Picture this. You’re walking forward. Your feet are dragging a little because you are in freezing water that rises over your knees, and below your feet are rocks that have become smooth with time. Almost touching each of your shoulders as you walk are two walls made of the same rock that is under your feet. At times, the ceiling, which is also rock, seems to be about 5 feet above you, and then in a matter of minutes it stoops so low you have to walk for awhile hunched over in a squat. If you want to turn around, you have to do so with caution so not to scrape your arms across the rock walls. Oh, and don’t forget your headlamp, because without it you are navigating your way through complete darkness for thirty minutes.
Above is my experience exploring Hezekiah’s tunnel. The fear was due to the tight, claustrophobic space permeated with water, but the thrill was from exploring a tunnel the Bible mentions specifically in 2 Kings 20:20. It was like walking through that passage, literally. And wow, the work and planning it must’ve taken to create such a tunnel in just 8th century BC is mind-blowing.

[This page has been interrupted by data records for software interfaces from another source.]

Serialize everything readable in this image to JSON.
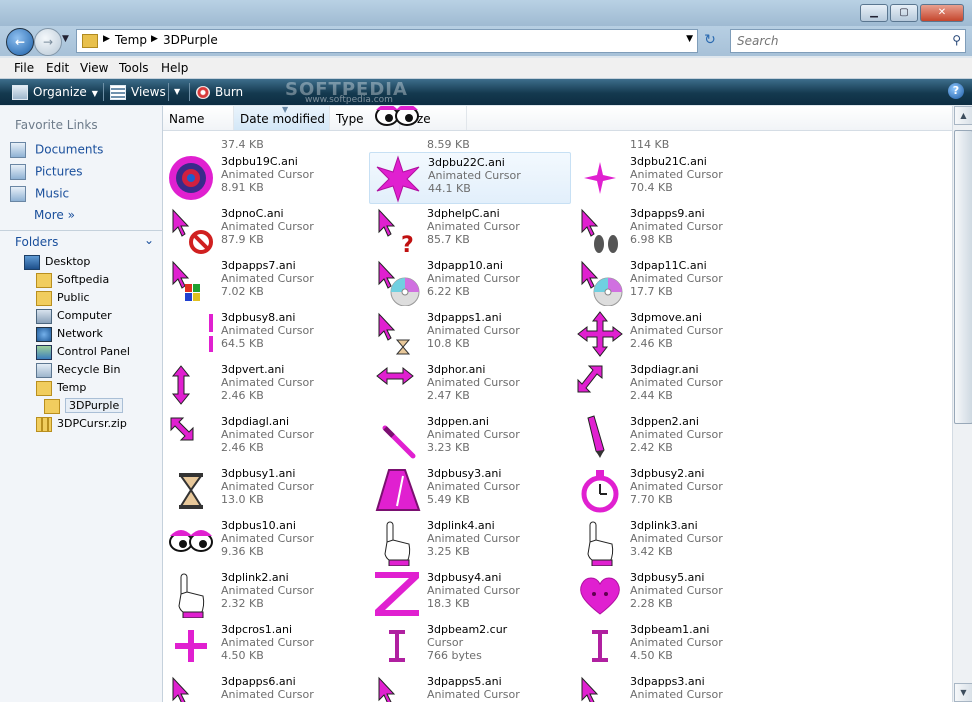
{
  "window": {
    "buttons": [
      "▁",
      "▢",
      "✕"
    ]
  },
  "address": {
    "segments": [
      "Temp",
      "3DPurple"
    ],
    "search_placeholder": "Search"
  },
  "menu": [
    "File",
    "Edit",
    "View",
    "Tools",
    "Help"
  ],
  "toolbar": {
    "organize": "Organize",
    "views": "Views",
    "burn": "Burn",
    "watermark": "SOFTPEDIA",
    "watermark_url": "www.softpedia.com"
  },
  "nav": {
    "favorites_header": "Favorite Links",
    "favorites": [
      "Documents",
      "Pictures",
      "Music"
    ],
    "more": "More",
    "folders_header": "Folders",
    "tree": [
      {
        "label": "Desktop",
        "icon": "desktop-icon"
      },
      {
        "label": "Softpedia",
        "icon": "user-folder-icon"
      },
      {
        "label": "Public",
        "icon": "folder-icon"
      },
      {
        "label": "Computer",
        "icon": "computer-icon"
      },
      {
        "label": "Network",
        "icon": "network-icon"
      },
      {
        "label": "Control Panel",
        "icon": "control-panel-icon"
      },
      {
        "label": "Recycle Bin",
        "icon": "recycle-bin-icon"
      },
      {
        "label": "Temp",
        "icon": "folder-icon"
      },
      {
        "label": "3DPurple",
        "icon": "folder-icon"
      },
      {
        "label": "3DPCursr.zip",
        "icon": "zip-folder-icon"
      }
    ]
  },
  "columns": [
    "Name",
    "Date modified",
    "Type",
    "Size"
  ],
  "files": [
    {
      "name": "",
      "type": "",
      "size": "37.4 KB",
      "icon": "dot-cursor"
    },
    {
      "name": "",
      "type": "",
      "size": "8.59 KB",
      "icon": "eyes-cursor"
    },
    {
      "name": "",
      "type": "",
      "size": "114 KB",
      "icon": "blank-cursor"
    },
    {
      "name": "3dpbu19C.ani",
      "type": "Animated Cursor",
      "size": "8.91 KB",
      "icon": "ring-cursor"
    },
    {
      "name": "3dpbu22C.ani",
      "type": "Animated Cursor",
      "size": "44.1 KB",
      "icon": "star-cursor"
    },
    {
      "name": "3dpbu21C.ani",
      "type": "Animated Cursor",
      "size": "70.4 KB",
      "icon": "sparkle-cursor"
    },
    {
      "name": "3dpnoC.ani",
      "type": "Animated Cursor",
      "size": "87.9 KB",
      "icon": "no-cursor"
    },
    {
      "name": "3dphelpC.ani",
      "type": "Animated Cursor",
      "size": "85.7 KB",
      "icon": "help-cursor"
    },
    {
      "name": "3dpapps9.ani",
      "type": "Animated Cursor",
      "size": "6.98 KB",
      "icon": "footprints-cursor"
    },
    {
      "name": "3dpapps7.ani",
      "type": "Animated Cursor",
      "size": "7.02 KB",
      "icon": "flag-cursor"
    },
    {
      "name": "3dpapp10.ani",
      "type": "Animated Cursor",
      "size": "6.22 KB",
      "icon": "cd-cursor"
    },
    {
      "name": "3dpap11C.ani",
      "type": "Animated Cursor",
      "size": "17.7 KB",
      "icon": "cd-cursor"
    },
    {
      "name": "3dpbusy8.ani",
      "type": "Animated Cursor",
      "size": "64.5 KB",
      "icon": "bars-cursor"
    },
    {
      "name": "3dpapps1.ani",
      "type": "Animated Cursor",
      "size": "10.8 KB",
      "icon": "hourglass-arrow-cursor"
    },
    {
      "name": "3dpmove.ani",
      "type": "Animated Cursor",
      "size": "2.46 KB",
      "icon": "move-cursor"
    },
    {
      "name": "3dpvert.ani",
      "type": "Animated Cursor",
      "size": "2.46 KB",
      "icon": "vertical-resize-cursor"
    },
    {
      "name": "3dphor.ani",
      "type": "Animated Cursor",
      "size": "2.47 KB",
      "icon": "horizontal-resize-cursor"
    },
    {
      "name": "3dpdiagr.ani",
      "type": "Animated Cursor",
      "size": "2.44 KB",
      "icon": "diagonal-right-cursor"
    },
    {
      "name": "3dpdiagl.ani",
      "type": "Animated Cursor",
      "size": "2.46 KB",
      "icon": "diagonal-left-cursor"
    },
    {
      "name": "3dppen.ani",
      "type": "Animated Cursor",
      "size": "3.23 KB",
      "icon": "pen-cursor"
    },
    {
      "name": "3dppen2.ani",
      "type": "Animated Cursor",
      "size": "2.42 KB",
      "icon": "pencil-cursor"
    },
    {
      "name": "3dpbusy1.ani",
      "type": "Animated Cursor",
      "size": "13.0 KB",
      "icon": "hourglass-cursor"
    },
    {
      "name": "3dpbusy3.ani",
      "type": "Animated Cursor",
      "size": "5.49 KB",
      "icon": "metronome-cursor"
    },
    {
      "name": "3dpbusy2.ani",
      "type": "Animated Cursor",
      "size": "7.70 KB",
      "icon": "stopwatch-cursor"
    },
    {
      "name": "3dpbus10.ani",
      "type": "Animated Cursor",
      "size": "9.36 KB",
      "icon": "eyes-cursor"
    },
    {
      "name": "3dplink4.ani",
      "type": "Animated Cursor",
      "size": "3.25 KB",
      "icon": "hand-cursor"
    },
    {
      "name": "3dplink3.ani",
      "type": "Animated Cursor",
      "size": "3.42 KB",
      "icon": "hand-cursor"
    },
    {
      "name": "3dplink2.ani",
      "type": "Animated Cursor",
      "size": "2.32 KB",
      "icon": "hand-cursor"
    },
    {
      "name": "3dpbusy4.ani",
      "type": "Animated Cursor",
      "size": "18.3 KB",
      "icon": "z-cursor"
    },
    {
      "name": "3dpbusy5.ani",
      "type": "Animated Cursor",
      "size": "2.28 KB",
      "icon": "heart-cursor"
    },
    {
      "name": "3dpcros1.ani",
      "type": "Animated Cursor",
      "size": "4.50 KB",
      "icon": "cross-cursor"
    },
    {
      "name": "3dpbeam2.cur",
      "type": "Cursor",
      "size": "766 bytes",
      "icon": "ibeam-cursor"
    },
    {
      "name": "3dpbeam1.ani",
      "type": "Animated Cursor",
      "size": "4.50 KB",
      "icon": "ibeam-cursor"
    },
    {
      "name": "3dpapps6.ani",
      "type": "Animated Cursor",
      "size": "",
      "icon": "arrow-cursor"
    },
    {
      "name": "3dpapps5.ani",
      "type": "Animated Cursor",
      "size": "",
      "icon": "arrow-cursor"
    },
    {
      "name": "3dpapps3.ani",
      "type": "Animated Cursor",
      "size": "",
      "icon": "arrow-cursor"
    }
  ],
  "colors": {
    "accent": "#e020d0",
    "link": "#1a4f9c",
    "toolbar": "#14394f"
  }
}
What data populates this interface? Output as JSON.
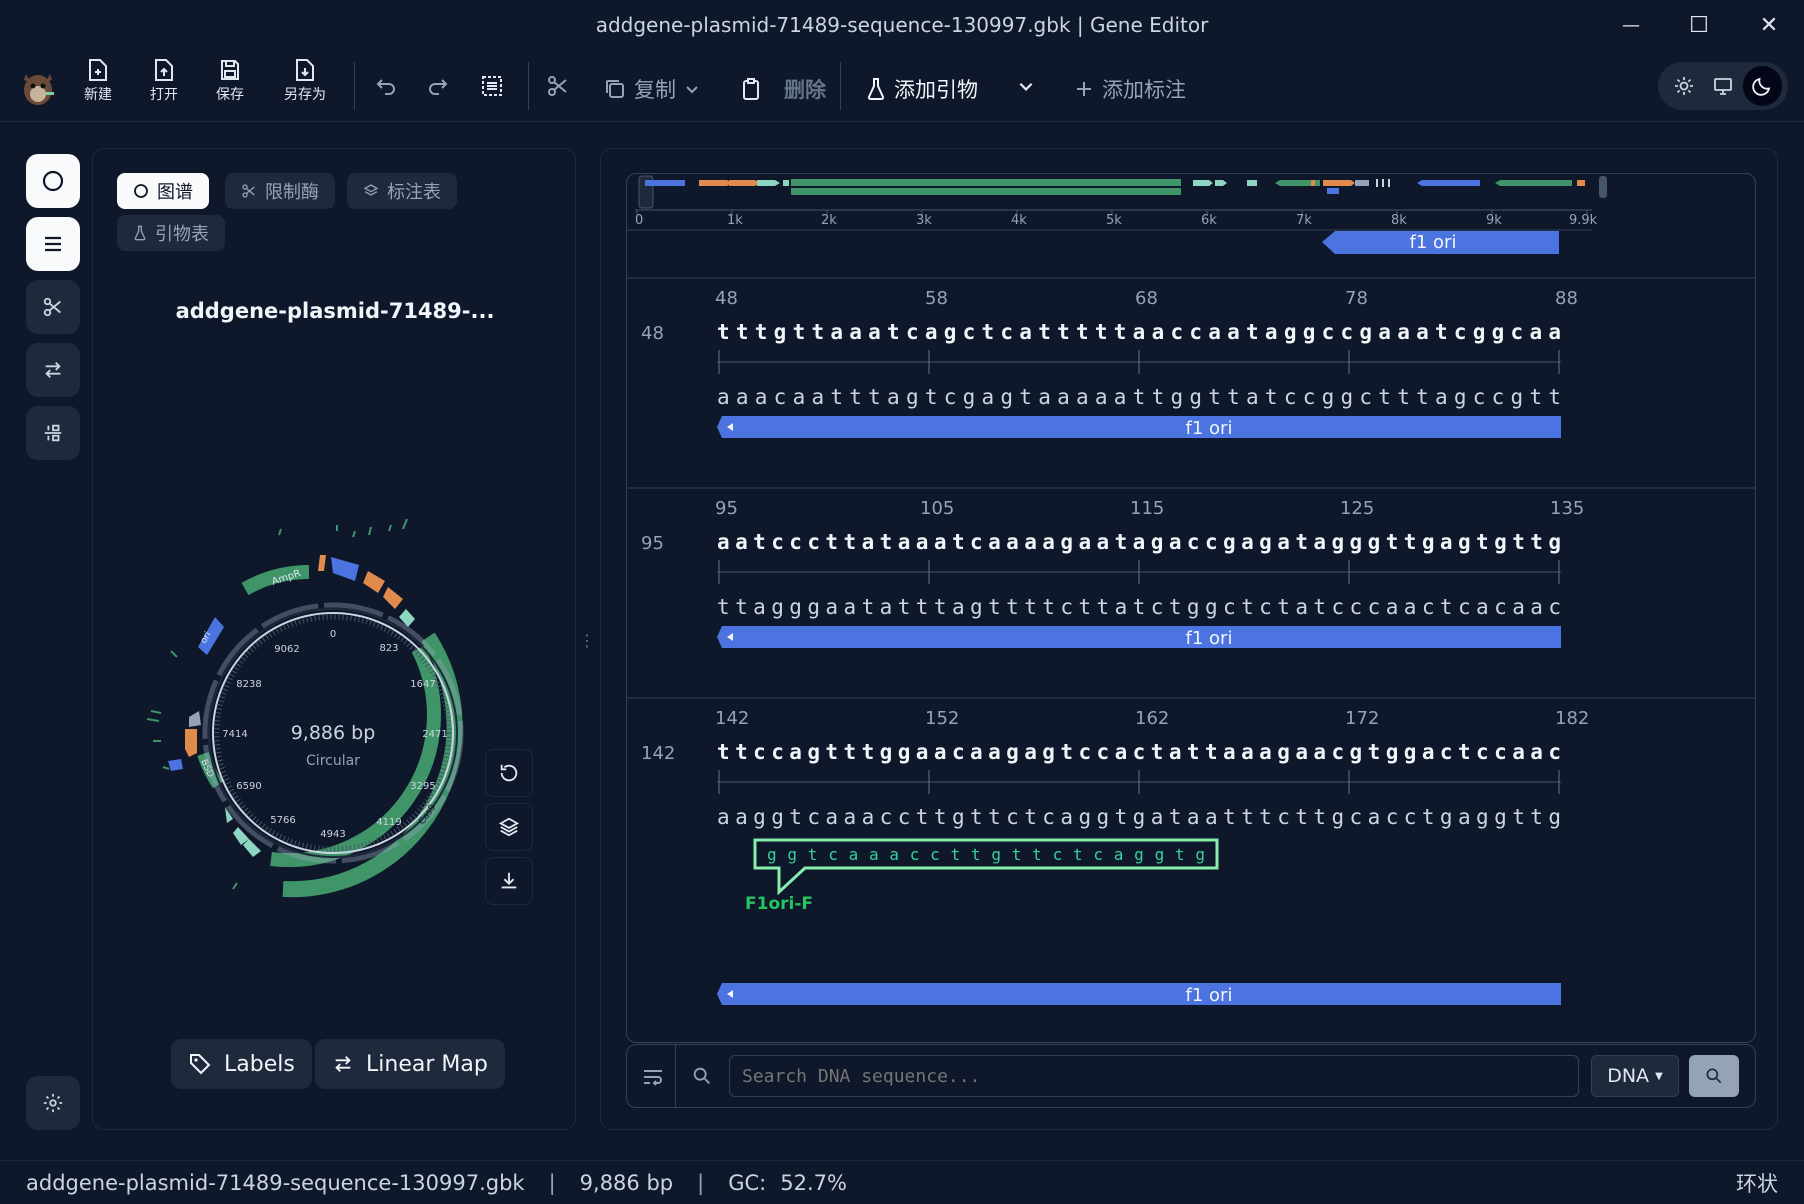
{
  "window": {
    "title": "addgene-plasmid-71489-sequence-130997.gbk | Gene Editor",
    "minimize": "—",
    "maximize": "☐",
    "close": "✕"
  },
  "toolbar": {
    "new_label": "新建",
    "open_label": "打开",
    "save_label": "保存",
    "saveas_label": "另存为",
    "copy_label": "复制",
    "delete_label": "删除",
    "add_primer_label": "添加引物",
    "add_annotation_label": "添加标注"
  },
  "map": {
    "tabs": [
      "图谱",
      "限制酶",
      "标注表",
      "引物表"
    ],
    "title": "addgene-plasmid-71489-...",
    "bp_text": "9,886 bp",
    "shape_text": "Circular",
    "ticks": [
      "0",
      "823",
      "1647",
      "2471",
      "3295",
      "4119",
      "4943",
      "5766",
      "6590",
      "7414",
      "8238",
      "9062"
    ],
    "feature_labels": [
      "AmpR",
      "ori",
      "BSD",
      "Cas9",
      "Cas9"
    ],
    "labels_button": "Labels",
    "linear_map_button": "Linear Map"
  },
  "overview": {
    "ticks": [
      "0",
      "1k",
      "2k",
      "3k",
      "4k",
      "5k",
      "6k",
      "7k",
      "8k",
      "9k",
      "9.9k"
    ],
    "feature_label": "f1 ori"
  },
  "sequence": {
    "rows": [
      {
        "index": "48",
        "ruler": [
          "48",
          "58",
          "68",
          "78",
          "88"
        ],
        "top": "tttgttaaatcagctcatttttaaccaataggccgaaatcggcaa",
        "bottom": "aaacaatttagtcgagtaaaaattggttatccggctttagccgtt",
        "feature": "f1 ori"
      },
      {
        "index": "95",
        "ruler": [
          "95",
          "105",
          "115",
          "125",
          "135"
        ],
        "top": "aatcccttataaatcaaaagaatagaccgagatagggttgagtgttg",
        "bottom": "ttagggaatatttagttttcttatctggctctatcccaactcacaac",
        "feature": "f1 ori"
      },
      {
        "index": "142",
        "ruler": [
          "142",
          "152",
          "162",
          "172",
          "182"
        ],
        "top": "ttccagtttggaacaagagtccactattaaagaacgtggactccaac",
        "bottom": "aaggtcaaaccttgttctcaggtgataatttcttgcacctgaggttg",
        "primer_seq": "ggtcaaaccttgttctcaggtg",
        "primer_name": "F1ori-F",
        "feature": "f1 ori"
      }
    ]
  },
  "search": {
    "placeholder": "Search DNA sequence...",
    "type_label": "DNA"
  },
  "status": {
    "file": "addgene-plasmid-71489-sequence-130997.gbk",
    "length": "9,886 bp",
    "gc_label": "GC:",
    "gc_value": "52.7%",
    "topology": "环状"
  },
  "colors": {
    "background": "#0f172a",
    "feature_blue": "#4b74e0",
    "feature_green": "#3f9468",
    "feature_orange": "#e08a4b",
    "feature_teal": "#8dd6c2",
    "primer_green": "#34d399"
  }
}
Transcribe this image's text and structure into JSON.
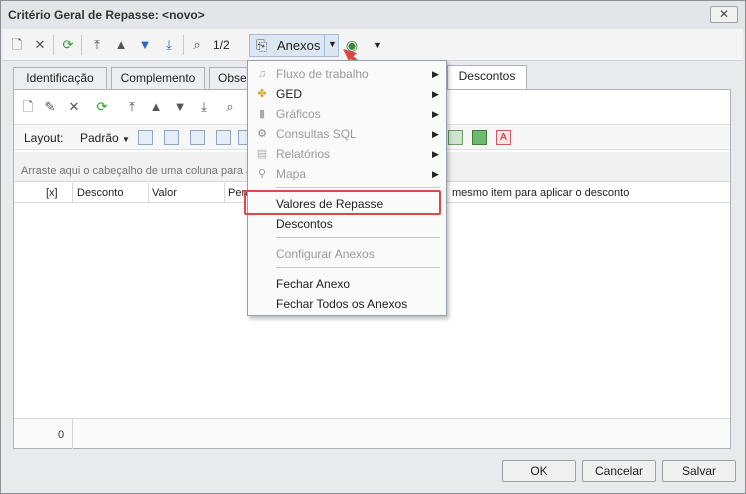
{
  "window": {
    "title": "Critério Geral de Repasse: <novo>",
    "close_glyph": "✕"
  },
  "toolbar": {
    "page_indicator": "1/2",
    "anexos_label": "Anexos"
  },
  "tabs": [
    {
      "label": "Identificação"
    },
    {
      "label": "Complemento"
    },
    {
      "label": "Obse"
    },
    {
      "label": "Descontos"
    }
  ],
  "layoutbar": {
    "layout_label": "Layout:",
    "layout_value": "Padrão"
  },
  "grid": {
    "group_hint": "Arraste aqui o cabeçalho de uma coluna para ag",
    "columns": [
      "[x]",
      "Desconto",
      "Valor",
      "Perc"
    ],
    "hint_tail": "mesmo item para aplicar o desconto",
    "footer_count": "0"
  },
  "menu": {
    "items": [
      {
        "label": "Fluxo de trabalho",
        "disabled": true,
        "submenu": true,
        "icon": "workflow-icon"
      },
      {
        "label": "GED",
        "disabled": false,
        "submenu": true,
        "icon": "ged-icon"
      },
      {
        "label": "Gráficos",
        "disabled": true,
        "submenu": true,
        "icon": "chart-icon"
      },
      {
        "label": "Consultas SQL",
        "disabled": true,
        "submenu": true,
        "icon": "sql-query-icon"
      },
      {
        "label": "Relatórios",
        "disabled": true,
        "submenu": true,
        "icon": "report-icon"
      },
      {
        "label": "Mapa",
        "disabled": true,
        "submenu": true,
        "icon": "map-pin-icon"
      },
      {
        "label": "Valores de Repasse",
        "disabled": false,
        "submenu": false
      },
      {
        "label": "Descontos",
        "disabled": false,
        "submenu": false
      },
      {
        "label": "Configurar Anexos",
        "disabled": true,
        "submenu": false
      },
      {
        "label": "Fechar Anexo",
        "disabled": false,
        "submenu": false
      },
      {
        "label": "Fechar Todos os Anexos",
        "disabled": false,
        "submenu": false
      }
    ]
  },
  "buttons": {
    "ok": "OK",
    "cancel": "Cancelar",
    "save": "Salvar"
  },
  "colors": {
    "highlight": "#e04848",
    "accent": "#dce6f2"
  }
}
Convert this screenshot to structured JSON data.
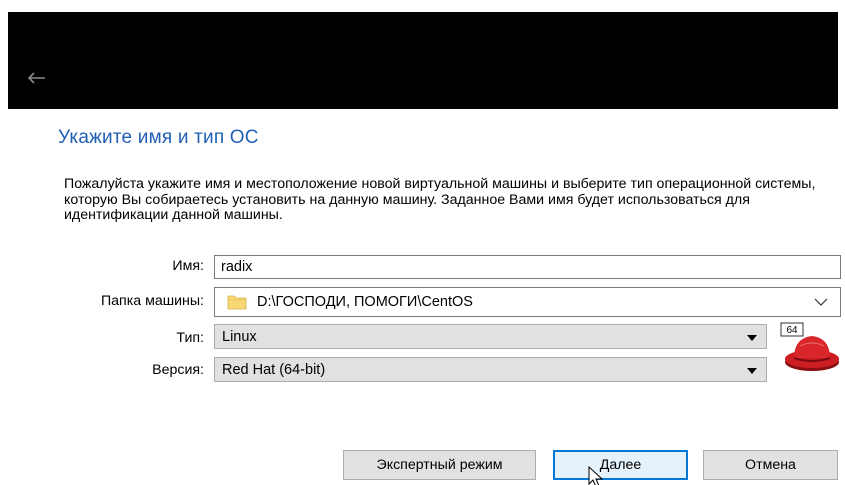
{
  "window": {
    "back_icon": "back-arrow-icon"
  },
  "page": {
    "heading": "Укажите имя и тип ОС",
    "description": "Пожалуйста укажите имя и местоположение новой виртуальной машины и выберите тип операционной системы, которую Вы собираетесь установить на данную машину. Заданное Вами имя будет использоваться для идентификации данной машины."
  },
  "form": {
    "name_label": "Имя:",
    "name_value": "radix",
    "folder_label": "Папка машины:",
    "folder_value": "D:\\ГОСПОДИ, ПОМОГИ\\CentOS",
    "type_label": "Тип:",
    "type_value": "Linux",
    "version_label": "Версия:",
    "version_value": "Red Hat (64-bit)",
    "os_icon": "redhat-64-icon",
    "os_badge": "64"
  },
  "buttons": {
    "expert": "Экспертный режим",
    "next_prefix": "",
    "next_underlined": "Д",
    "next_rest": "алее",
    "cancel": "Отмена"
  },
  "colors": {
    "heading": "#1f5fb5",
    "titlebar": "#000000",
    "default_button_border": "#0078d7",
    "folder_yellow": "#f8d775"
  }
}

The purpose of the tunnel was to protect Jerusalem from the impending Assyrian army at that time, and so King Hezekiah decided to protect the water by diverting its flow from the Gihon Spring (which was outside the city) into the fortified city. However, the ironic part is that after all the hard work of digging a tunnel to reroute an entire water system, the Assyrian army was “struck down” before they even reached the city. The Assyrians were a world empire at that time, conquering cities left and right (view picture below to see how crazy powerful they were). But Jerusalem was different. 2 Kings 19:35 reads, “And that night the angel of the LORD went out and struck down 185,000 in the camp of the Assyrians. And when people arose early in the morning, behold, these were all dead bodies.”
Today, Kevin made a good point. That though we try so hard to protect God’s plans with our own strength and power, Hezekiah’s story makes us realize that we are foolish when we think we have any real power. Such a marvelous feat are these tunnels, and yet they did absolutely nothing to help save Jerusalem like King Hezekiah planned. His legacy of building them lives on, but the glory of the battle won is now God’s.
The end of the tunnel spits you out at the pool of Siloam, which is where Jesus healed the blind man when coming into Jerusalem. He spit in some dirt, spread the mud on his eyes, and then told him to go wash in the pool of Siloam. The pool was kind of covered by excavations and trees so it was hard to witness. But there were steps (the ACTUAL steps Jesus and the disciples had walked on!!!) that were uncovered and available for use from the archeologists.
Funny enough, instead of walking back up to the top of the City of David from where we were at the bottom on these steps, our guide decided to take us under the steps into the SEWERS of these ancient times. Apparently, when the Jews were being persecuted by the Romans in Jerusalem around 66 AD, they tried camping out and hiding in these sewers for protection. They were fun to explore, but I can’t say I would ever wish to live in them…